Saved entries

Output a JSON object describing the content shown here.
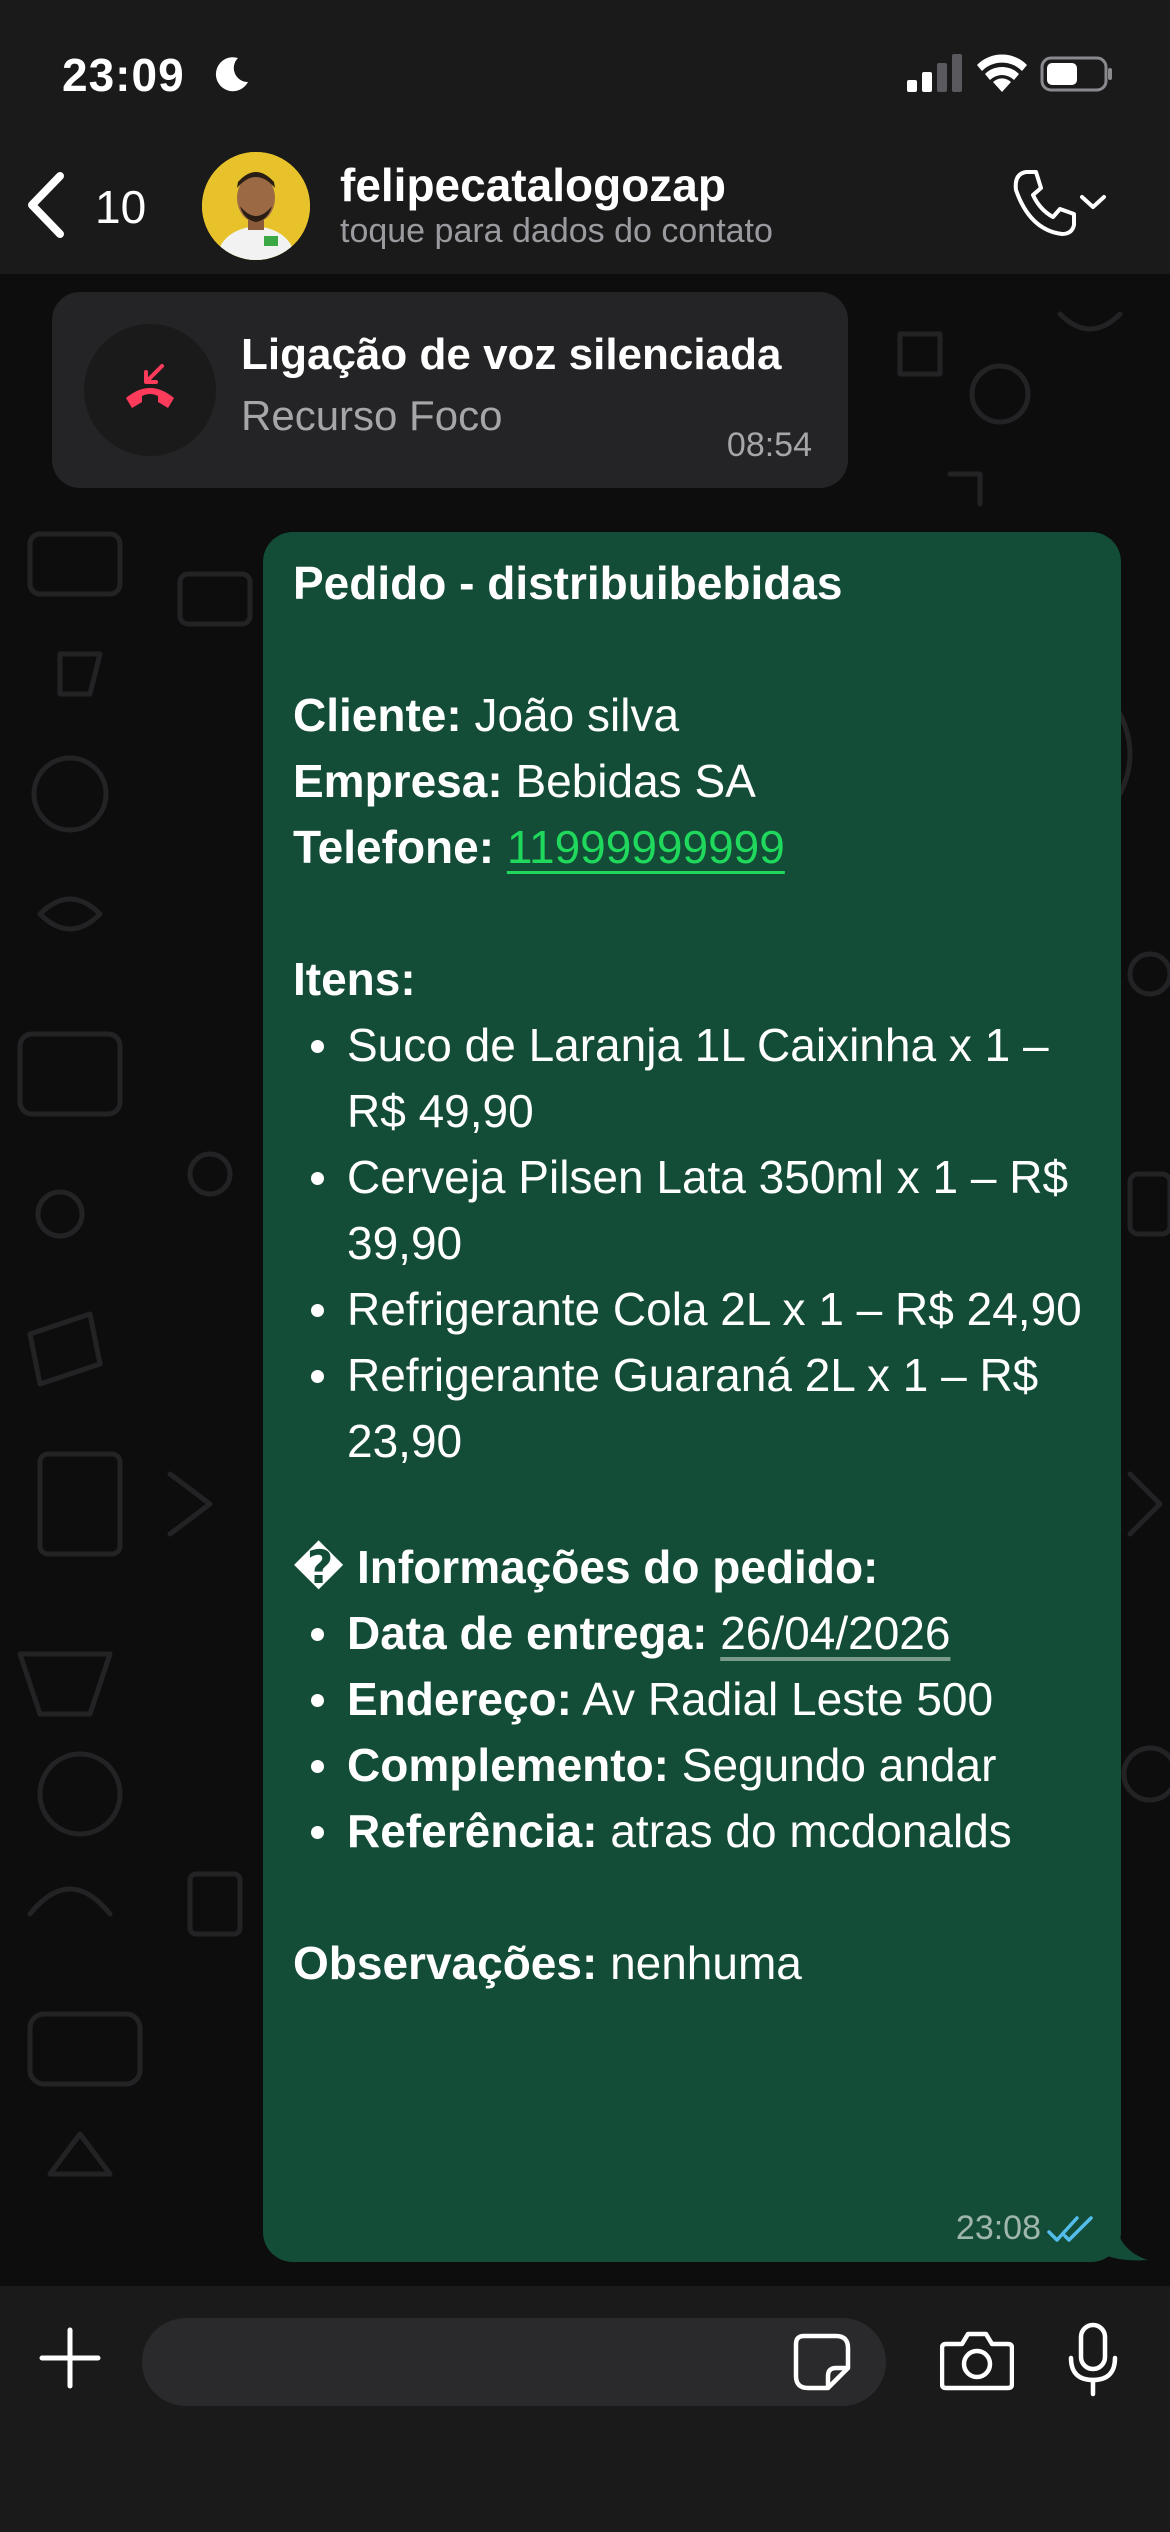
{
  "status_bar": {
    "time": "23:09"
  },
  "header": {
    "back_count": "10",
    "contact_name": "felipecatalogozap",
    "contact_subtitle": "toque para dados do contato"
  },
  "call_notice": {
    "title": "Ligação de voz silenciada",
    "subtitle": "Recurso Foco",
    "time": "08:54"
  },
  "order_message": {
    "title": "Pedido - distribuibebidas",
    "client_label": "Cliente:",
    "client_value": "João silva",
    "company_label": "Empresa:",
    "company_value": "Bebidas SA",
    "phone_label": "Telefone:",
    "phone_value": "11999999999",
    "items_label": "Itens:",
    "items": [
      "Suco de Laranja 1L Caixinha x 1 – R$ 49,90",
      "Cerveja Pilsen Lata 350ml x 1 – R$ 39,90",
      "Refrigerante Cola 2L x 1 – R$ 24,90",
      "Refrigerante Guaraná 2L x 1 – R$ 23,90"
    ],
    "info_heading": "� Informações do pedido:",
    "delivery_label": "Data de entrega:",
    "delivery_value": "26/04/2026",
    "address_label": "Endereço:",
    "address_value": "Av Radial Leste 500",
    "complement_label": "Complemento:",
    "complement_value": "Segundo andar",
    "reference_label": "Referência:",
    "reference_value": "atras do mcdonalds",
    "notes_label": "Observações:",
    "notes_value": "nenhuma",
    "time": "23:08",
    "read_status": "read"
  },
  "composer": {
    "placeholder": ""
  },
  "colors": {
    "bubble_outgoing": "#144d37",
    "bubble_incoming": "#242426",
    "link": "#1fd85c",
    "read_ticks": "#53bdeb",
    "missed_call": "#ff3b5c"
  }
}
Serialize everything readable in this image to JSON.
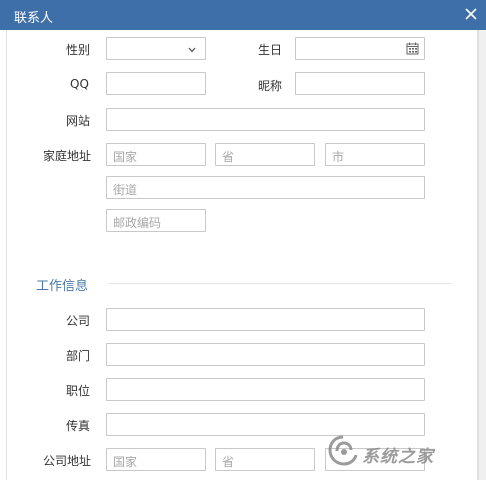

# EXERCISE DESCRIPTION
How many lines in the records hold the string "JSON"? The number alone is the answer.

# ANSWER
2